---------- DATA PROVIDED ----------

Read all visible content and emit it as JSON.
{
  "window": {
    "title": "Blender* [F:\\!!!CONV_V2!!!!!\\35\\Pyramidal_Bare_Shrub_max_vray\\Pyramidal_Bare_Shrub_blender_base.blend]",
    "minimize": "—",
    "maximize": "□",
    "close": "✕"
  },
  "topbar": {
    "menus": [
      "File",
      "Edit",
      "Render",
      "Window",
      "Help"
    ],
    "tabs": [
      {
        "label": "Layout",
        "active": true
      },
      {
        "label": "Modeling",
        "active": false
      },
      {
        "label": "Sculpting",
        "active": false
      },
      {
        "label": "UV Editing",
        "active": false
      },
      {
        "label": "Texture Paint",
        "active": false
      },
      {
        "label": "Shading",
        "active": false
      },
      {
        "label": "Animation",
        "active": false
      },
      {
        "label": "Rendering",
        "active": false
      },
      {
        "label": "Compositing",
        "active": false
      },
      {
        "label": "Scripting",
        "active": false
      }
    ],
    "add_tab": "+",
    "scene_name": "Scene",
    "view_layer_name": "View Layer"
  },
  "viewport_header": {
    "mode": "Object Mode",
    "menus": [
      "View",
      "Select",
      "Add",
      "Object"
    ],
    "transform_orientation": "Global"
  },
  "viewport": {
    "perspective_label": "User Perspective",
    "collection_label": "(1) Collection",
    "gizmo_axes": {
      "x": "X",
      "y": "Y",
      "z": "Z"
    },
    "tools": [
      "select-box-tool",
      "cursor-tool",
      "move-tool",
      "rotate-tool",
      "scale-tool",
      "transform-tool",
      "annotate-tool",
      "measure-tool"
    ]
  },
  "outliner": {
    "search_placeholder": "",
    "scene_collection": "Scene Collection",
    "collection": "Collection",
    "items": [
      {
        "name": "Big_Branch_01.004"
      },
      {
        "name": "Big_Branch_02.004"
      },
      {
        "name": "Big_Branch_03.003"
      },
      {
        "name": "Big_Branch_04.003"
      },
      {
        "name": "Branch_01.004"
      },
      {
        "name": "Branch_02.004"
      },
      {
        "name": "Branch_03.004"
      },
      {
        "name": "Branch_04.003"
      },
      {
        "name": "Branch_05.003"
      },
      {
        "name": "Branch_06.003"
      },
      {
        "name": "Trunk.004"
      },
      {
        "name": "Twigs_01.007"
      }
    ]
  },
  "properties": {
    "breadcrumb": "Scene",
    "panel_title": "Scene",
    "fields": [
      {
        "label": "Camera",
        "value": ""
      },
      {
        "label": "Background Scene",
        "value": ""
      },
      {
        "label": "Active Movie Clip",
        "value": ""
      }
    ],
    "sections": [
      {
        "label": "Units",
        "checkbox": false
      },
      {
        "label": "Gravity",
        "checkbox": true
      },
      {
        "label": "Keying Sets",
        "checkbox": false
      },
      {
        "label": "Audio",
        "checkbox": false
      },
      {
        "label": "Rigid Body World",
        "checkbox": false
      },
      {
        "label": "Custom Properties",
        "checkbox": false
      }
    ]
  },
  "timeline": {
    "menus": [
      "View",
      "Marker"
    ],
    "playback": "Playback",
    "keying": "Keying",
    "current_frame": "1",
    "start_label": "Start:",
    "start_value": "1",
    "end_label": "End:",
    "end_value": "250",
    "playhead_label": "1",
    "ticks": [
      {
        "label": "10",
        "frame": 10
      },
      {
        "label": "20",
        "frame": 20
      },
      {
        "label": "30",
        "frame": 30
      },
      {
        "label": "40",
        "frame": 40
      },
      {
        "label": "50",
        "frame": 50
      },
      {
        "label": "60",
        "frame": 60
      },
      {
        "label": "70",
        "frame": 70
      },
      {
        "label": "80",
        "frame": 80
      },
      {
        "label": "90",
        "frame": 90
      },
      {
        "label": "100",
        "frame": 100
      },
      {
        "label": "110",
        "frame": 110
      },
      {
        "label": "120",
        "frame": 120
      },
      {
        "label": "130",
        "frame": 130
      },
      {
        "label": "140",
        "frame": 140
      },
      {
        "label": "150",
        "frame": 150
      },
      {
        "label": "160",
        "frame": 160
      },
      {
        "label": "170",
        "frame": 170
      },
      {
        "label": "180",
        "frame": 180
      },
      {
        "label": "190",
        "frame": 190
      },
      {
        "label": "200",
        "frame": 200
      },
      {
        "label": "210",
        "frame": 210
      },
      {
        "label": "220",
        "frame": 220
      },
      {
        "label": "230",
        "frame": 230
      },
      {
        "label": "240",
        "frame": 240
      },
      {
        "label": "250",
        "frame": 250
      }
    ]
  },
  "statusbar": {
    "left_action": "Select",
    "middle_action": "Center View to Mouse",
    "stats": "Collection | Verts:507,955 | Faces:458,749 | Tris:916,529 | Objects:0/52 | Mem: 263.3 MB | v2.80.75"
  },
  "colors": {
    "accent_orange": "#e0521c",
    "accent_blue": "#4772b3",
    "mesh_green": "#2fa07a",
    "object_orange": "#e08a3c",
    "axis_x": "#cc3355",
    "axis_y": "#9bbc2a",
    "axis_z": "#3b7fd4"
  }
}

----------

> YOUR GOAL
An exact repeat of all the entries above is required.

> YOUR RESPONSE
Read all visible content and emit it as JSON.
{
  "window": {
    "title": "Blender* [F:\\!!!CONV_V2!!!!!\\35\\Pyramidal_Bare_Shrub_max_vray\\Pyramidal_Bare_Shrub_blender_base.blend]",
    "minimize": "—",
    "maximize": "□",
    "close": "✕"
  },
  "topbar": {
    "menus": [
      "File",
      "Edit",
      "Render",
      "Window",
      "Help"
    ],
    "tabs": [
      {
        "label": "Layout",
        "active": true
      },
      {
        "label": "Modeling",
        "active": false
      },
      {
        "label": "Sculpting",
        "active": false
      },
      {
        "label": "UV Editing",
        "active": false
      },
      {
        "label": "Texture Paint",
        "active": false
      },
      {
        "label": "Shading",
        "active": false
      },
      {
        "label": "Animation",
        "active": false
      },
      {
        "label": "Rendering",
        "active": false
      },
      {
        "label": "Compositing",
        "active": false
      },
      {
        "label": "Scripting",
        "active": false
      }
    ],
    "add_tab": "+",
    "scene_name": "Scene",
    "view_layer_name": "View Layer"
  },
  "viewport_header": {
    "mode": "Object Mode",
    "menus": [
      "View",
      "Select",
      "Add",
      "Object"
    ],
    "transform_orientation": "Global"
  },
  "viewport": {
    "perspective_label": "User Perspective",
    "collection_label": "(1) Collection",
    "gizmo_axes": {
      "x": "X",
      "y": "Y",
      "z": "Z"
    },
    "tools": [
      "select-box-tool",
      "cursor-tool",
      "move-tool",
      "rotate-tool",
      "scale-tool",
      "transform-tool",
      "annotate-tool",
      "measure-tool"
    ]
  },
  "outliner": {
    "search_placeholder": "",
    "scene_collection": "Scene Collection",
    "collection": "Collection",
    "items": [
      {
        "name": "Big_Branch_01.004"
      },
      {
        "name": "Big_Branch_02.004"
      },
      {
        "name": "Big_Branch_03.003"
      },
      {
        "name": "Big_Branch_04.003"
      },
      {
        "name": "Branch_01.004"
      },
      {
        "name": "Branch_02.004"
      },
      {
        "name": "Branch_03.004"
      },
      {
        "name": "Branch_04.003"
      },
      {
        "name": "Branch_05.003"
      },
      {
        "name": "Branch_06.003"
      },
      {
        "name": "Trunk.004"
      },
      {
        "name": "Twigs_01.007"
      }
    ]
  },
  "properties": {
    "breadcrumb": "Scene",
    "panel_title": "Scene",
    "fields": [
      {
        "label": "Camera",
        "value": ""
      },
      {
        "label": "Background Scene",
        "value": ""
      },
      {
        "label": "Active Movie Clip",
        "value": ""
      }
    ],
    "sections": [
      {
        "label": "Units",
        "checkbox": false
      },
      {
        "label": "Gravity",
        "checkbox": true
      },
      {
        "label": "Keying Sets",
        "checkbox": false
      },
      {
        "label": "Audio",
        "checkbox": false
      },
      {
        "label": "Rigid Body World",
        "checkbox": false
      },
      {
        "label": "Custom Properties",
        "checkbox": false
      }
    ]
  },
  "timeline": {
    "menus": [
      "View",
      "Marker"
    ],
    "playback": "Playback",
    "keying": "Keying",
    "current_frame": "1",
    "start_label": "Start:",
    "start_value": "1",
    "end_label": "End:",
    "end_value": "250",
    "playhead_label": "1",
    "ticks": [
      {
        "label": "10",
        "frame": 10
      },
      {
        "label": "20",
        "frame": 20
      },
      {
        "label": "30",
        "frame": 30
      },
      {
        "label": "40",
        "frame": 40
      },
      {
        "label": "50",
        "frame": 50
      },
      {
        "label": "60",
        "frame": 60
      },
      {
        "label": "70",
        "frame": 70
      },
      {
        "label": "80",
        "frame": 80
      },
      {
        "label": "90",
        "frame": 90
      },
      {
        "label": "100",
        "frame": 100
      },
      {
        "label": "110",
        "frame": 110
      },
      {
        "label": "120",
        "frame": 120
      },
      {
        "label": "130",
        "frame": 130
      },
      {
        "label": "140",
        "frame": 140
      },
      {
        "label": "150",
        "frame": 150
      },
      {
        "label": "160",
        "frame": 160
      },
      {
        "label": "170",
        "frame": 170
      },
      {
        "label": "180",
        "frame": 180
      },
      {
        "label": "190",
        "frame": 190
      },
      {
        "label": "200",
        "frame": 200
      },
      {
        "label": "210",
        "frame": 210
      },
      {
        "label": "220",
        "frame": 220
      },
      {
        "label": "230",
        "frame": 230
      },
      {
        "label": "240",
        "frame": 240
      },
      {
        "label": "250",
        "frame": 250
      }
    ]
  },
  "statusbar": {
    "left_action": "Select",
    "middle_action": "Center View to Mouse",
    "stats": "Collection | Verts:507,955 | Faces:458,749 | Tris:916,529 | Objects:0/52 | Mem: 263.3 MB | v2.80.75"
  },
  "colors": {
    "accent_orange": "#e0521c",
    "accent_blue": "#4772b3",
    "mesh_green": "#2fa07a",
    "object_orange": "#e08a3c",
    "axis_x": "#cc3355",
    "axis_y": "#9bbc2a",
    "axis_z": "#3b7fd4"
  }
}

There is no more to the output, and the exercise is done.